THERE are not many people who can say they were a natural healer at the tender age of seven. It was a gift Vav Simon had and one that her granny encouraged, despite her mother's scepticism. Vav can remember helping the animals on her uncle's farm as a little girl. While the other children would be asked to find the chicken's eggs or clean the horses' tack, she would be asked to heal animals. "She's got the way with her," her uncle would say.

Ever since, she has had horses, dogs and cats of her own. Usually, they would make their own way to her - needing care and healing, and end up staying. "People brought me injured birds and the like," she recalls. Brought up in Scotland, her early career moved in some interesting directions - potter, bank clerk, dancer - before she decided to build upon her natural gifts as a healer.

She trained in massage and physiotherapy, and then went on to study for a degree at the McTimoney College of Chiropractic in Oxford, followed by a postgraduate course in chiropractic for animals. A chiropractor makes gentle adjustments to the skeleton to realign it. It's a hands-on therapy but very gentle.

Vav moved to the Isle of Wight with her husband Dave nine years ago, with a view to slowing down. But things did not work out that way. Instead, demand for her services increased, so she decided to open a holistic therapy centre for animals - possibly the only one in the world - offering chiropractic treatments, massage, homeopathy and many other therapies. "I wanted to spend more time treating animals and less time travelling," she says. "Now I can supply equipment I can’t transport in my car."

The Natural Therapy Centre Animals opened at Aldermoor Farm Ryde, in September, at a run-down farm the couple have converted. As one of just 35 chiropractors qualified to treat animals in the country (only 22 of whom are actually in practice), she has travelled all over world. She still gets referrals from mainland and abroad, but since coming to live on the island, she carries out much of her work locally, treating both people and animals.

"Animals respond to holistic therapies better than people," she says. "They have no preconceived ideas of what is going to happen, nor do they have any of the psychological interests in being ill that many people have. I wanted to be in one place so people come to me. I can treat more animals and not waste time travelling."

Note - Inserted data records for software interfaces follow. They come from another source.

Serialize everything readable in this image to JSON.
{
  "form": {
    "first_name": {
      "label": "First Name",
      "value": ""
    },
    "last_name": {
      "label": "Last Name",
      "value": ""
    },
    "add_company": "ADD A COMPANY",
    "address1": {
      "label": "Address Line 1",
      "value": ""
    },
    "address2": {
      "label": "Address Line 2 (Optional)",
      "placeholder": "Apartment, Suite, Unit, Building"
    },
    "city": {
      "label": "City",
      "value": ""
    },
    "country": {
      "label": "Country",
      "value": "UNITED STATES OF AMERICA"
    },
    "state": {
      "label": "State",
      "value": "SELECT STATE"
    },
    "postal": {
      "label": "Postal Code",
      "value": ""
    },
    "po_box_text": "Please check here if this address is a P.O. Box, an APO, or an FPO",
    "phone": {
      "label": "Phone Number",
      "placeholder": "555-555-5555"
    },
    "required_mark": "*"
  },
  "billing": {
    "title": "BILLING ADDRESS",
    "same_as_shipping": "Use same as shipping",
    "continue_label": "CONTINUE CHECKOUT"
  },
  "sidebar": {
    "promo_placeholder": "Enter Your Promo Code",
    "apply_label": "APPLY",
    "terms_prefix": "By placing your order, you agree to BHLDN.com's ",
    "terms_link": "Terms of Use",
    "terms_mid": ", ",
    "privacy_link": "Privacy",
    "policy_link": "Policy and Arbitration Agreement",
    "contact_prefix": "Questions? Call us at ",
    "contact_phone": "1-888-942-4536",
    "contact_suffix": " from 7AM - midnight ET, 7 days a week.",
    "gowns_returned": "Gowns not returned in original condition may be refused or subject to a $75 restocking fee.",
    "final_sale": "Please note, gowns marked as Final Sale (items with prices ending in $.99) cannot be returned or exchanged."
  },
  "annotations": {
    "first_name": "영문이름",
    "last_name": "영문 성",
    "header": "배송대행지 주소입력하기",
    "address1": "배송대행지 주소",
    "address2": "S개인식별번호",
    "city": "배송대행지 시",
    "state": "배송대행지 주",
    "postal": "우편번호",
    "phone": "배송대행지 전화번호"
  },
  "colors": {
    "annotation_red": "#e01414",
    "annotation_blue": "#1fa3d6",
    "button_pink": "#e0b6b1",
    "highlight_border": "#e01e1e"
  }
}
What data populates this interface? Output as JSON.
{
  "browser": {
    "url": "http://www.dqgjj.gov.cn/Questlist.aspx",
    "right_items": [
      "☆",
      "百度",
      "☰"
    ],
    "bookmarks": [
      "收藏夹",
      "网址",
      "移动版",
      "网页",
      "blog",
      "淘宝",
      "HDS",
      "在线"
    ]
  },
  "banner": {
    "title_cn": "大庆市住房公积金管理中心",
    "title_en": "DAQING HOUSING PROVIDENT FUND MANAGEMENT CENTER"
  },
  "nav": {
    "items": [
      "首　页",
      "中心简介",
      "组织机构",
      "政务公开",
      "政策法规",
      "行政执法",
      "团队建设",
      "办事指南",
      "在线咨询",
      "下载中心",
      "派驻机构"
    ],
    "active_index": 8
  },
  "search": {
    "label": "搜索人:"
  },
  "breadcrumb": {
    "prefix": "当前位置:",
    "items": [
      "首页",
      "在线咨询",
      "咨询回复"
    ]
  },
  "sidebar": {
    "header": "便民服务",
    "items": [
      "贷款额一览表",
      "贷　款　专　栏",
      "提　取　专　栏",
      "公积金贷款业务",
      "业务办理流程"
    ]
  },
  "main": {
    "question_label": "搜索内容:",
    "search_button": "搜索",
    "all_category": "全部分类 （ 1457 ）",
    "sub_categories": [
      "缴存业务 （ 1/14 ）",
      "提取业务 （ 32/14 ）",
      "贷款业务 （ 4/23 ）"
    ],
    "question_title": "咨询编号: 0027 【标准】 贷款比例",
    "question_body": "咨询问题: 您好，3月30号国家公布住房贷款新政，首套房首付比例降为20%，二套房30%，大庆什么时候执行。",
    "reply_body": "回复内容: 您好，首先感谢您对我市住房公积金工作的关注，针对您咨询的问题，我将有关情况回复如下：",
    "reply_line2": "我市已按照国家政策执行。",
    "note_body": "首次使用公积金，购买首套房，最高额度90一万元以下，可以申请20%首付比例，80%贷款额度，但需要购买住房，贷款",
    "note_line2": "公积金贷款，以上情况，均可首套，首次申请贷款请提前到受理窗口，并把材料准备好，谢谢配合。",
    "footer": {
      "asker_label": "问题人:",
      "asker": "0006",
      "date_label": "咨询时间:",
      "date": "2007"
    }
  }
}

"I also wanted to be able to offer more therapies for animals and I wanted a base so I could get equipment to treat animals." The equipment includes three new types of water treatment for dogs, located in a very sparkly new barn, with a fetching turquoise and white paint scheme. The swimming pool, with a ramp of wooden decking, is 10ft by 12ft, heated to dog body temperature and has spa jets to provide resistance for therapy treatments. "As well as chiropractic treatments, we offer massage, hydrotherapy, homeopathy, acupuncture and many other therapies."